** Opening Given entries block **
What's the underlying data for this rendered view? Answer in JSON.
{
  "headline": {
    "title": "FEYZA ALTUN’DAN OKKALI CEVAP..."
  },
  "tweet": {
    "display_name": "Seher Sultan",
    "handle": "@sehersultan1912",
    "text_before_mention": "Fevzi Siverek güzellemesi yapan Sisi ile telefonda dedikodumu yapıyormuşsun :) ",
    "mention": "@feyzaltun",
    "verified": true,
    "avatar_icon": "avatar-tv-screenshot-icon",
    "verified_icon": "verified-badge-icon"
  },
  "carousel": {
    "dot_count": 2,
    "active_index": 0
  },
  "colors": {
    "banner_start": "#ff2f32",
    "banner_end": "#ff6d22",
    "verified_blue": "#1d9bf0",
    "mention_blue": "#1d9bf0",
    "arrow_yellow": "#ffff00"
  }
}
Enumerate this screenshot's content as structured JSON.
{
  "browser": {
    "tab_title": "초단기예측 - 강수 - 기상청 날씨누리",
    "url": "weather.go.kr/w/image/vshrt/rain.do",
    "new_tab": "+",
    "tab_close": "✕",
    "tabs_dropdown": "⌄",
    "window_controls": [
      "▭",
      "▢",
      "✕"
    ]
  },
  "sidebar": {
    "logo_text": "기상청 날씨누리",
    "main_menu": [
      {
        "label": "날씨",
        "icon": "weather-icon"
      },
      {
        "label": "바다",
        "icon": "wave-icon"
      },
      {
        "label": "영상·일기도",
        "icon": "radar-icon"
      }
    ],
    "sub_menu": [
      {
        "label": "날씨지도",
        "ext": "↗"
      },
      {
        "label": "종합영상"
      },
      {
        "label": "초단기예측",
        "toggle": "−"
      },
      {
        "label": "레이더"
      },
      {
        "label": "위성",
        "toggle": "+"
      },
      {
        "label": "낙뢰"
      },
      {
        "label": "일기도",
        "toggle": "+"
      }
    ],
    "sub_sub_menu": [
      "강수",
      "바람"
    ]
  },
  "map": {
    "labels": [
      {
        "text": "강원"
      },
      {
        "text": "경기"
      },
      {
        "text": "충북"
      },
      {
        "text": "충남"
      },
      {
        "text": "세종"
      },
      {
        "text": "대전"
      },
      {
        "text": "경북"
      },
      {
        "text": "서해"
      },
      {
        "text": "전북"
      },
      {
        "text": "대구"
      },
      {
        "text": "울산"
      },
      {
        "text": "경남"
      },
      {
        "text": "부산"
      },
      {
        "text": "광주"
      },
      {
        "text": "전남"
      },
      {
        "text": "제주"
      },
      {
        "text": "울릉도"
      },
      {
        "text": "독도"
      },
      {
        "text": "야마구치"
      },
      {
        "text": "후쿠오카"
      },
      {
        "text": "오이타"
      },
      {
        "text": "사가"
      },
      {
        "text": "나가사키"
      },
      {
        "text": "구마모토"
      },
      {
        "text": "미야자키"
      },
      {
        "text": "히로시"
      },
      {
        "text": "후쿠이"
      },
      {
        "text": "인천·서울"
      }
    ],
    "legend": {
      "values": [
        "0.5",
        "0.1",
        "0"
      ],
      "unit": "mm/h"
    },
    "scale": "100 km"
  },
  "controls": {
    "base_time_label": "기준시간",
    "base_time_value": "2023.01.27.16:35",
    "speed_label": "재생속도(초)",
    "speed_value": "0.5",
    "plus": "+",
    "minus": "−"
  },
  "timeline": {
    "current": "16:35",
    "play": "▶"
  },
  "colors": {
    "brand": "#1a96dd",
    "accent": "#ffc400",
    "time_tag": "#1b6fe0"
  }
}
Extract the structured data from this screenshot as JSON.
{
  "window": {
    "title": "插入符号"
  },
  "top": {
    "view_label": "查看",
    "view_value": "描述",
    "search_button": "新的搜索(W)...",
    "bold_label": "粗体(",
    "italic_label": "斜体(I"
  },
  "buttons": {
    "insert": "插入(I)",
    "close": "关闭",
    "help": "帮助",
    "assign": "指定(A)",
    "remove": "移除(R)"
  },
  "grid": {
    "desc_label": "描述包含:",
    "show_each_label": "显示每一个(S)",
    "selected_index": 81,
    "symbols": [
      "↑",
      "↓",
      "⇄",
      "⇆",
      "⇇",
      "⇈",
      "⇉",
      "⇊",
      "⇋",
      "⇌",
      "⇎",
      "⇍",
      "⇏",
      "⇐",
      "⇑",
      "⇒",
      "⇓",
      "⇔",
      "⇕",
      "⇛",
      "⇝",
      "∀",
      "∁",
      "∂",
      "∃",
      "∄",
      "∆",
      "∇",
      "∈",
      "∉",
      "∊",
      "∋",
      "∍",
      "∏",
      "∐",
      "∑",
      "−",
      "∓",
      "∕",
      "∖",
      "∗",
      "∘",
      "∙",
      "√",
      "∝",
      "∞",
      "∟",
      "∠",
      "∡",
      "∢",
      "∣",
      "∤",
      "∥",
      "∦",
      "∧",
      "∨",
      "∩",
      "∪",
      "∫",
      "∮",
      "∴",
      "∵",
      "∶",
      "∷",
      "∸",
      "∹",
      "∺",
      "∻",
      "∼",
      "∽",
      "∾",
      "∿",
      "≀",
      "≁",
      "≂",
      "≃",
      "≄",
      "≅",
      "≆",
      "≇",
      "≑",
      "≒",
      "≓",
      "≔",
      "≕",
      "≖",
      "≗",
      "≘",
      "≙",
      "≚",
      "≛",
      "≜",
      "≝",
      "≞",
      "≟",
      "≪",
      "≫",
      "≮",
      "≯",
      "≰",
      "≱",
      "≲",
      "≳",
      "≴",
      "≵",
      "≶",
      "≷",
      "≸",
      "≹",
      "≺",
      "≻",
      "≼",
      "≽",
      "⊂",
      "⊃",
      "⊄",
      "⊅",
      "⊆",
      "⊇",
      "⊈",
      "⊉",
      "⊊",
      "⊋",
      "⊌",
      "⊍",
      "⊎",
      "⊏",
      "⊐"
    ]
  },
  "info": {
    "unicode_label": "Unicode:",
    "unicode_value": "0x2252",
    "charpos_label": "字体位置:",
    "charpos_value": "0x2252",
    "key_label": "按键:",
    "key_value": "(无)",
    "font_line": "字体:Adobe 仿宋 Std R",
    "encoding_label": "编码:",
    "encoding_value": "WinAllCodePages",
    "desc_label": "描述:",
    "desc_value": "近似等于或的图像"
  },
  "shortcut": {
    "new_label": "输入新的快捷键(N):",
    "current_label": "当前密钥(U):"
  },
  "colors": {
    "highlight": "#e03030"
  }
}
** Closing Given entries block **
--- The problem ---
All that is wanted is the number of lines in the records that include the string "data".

--- Answer section ---
2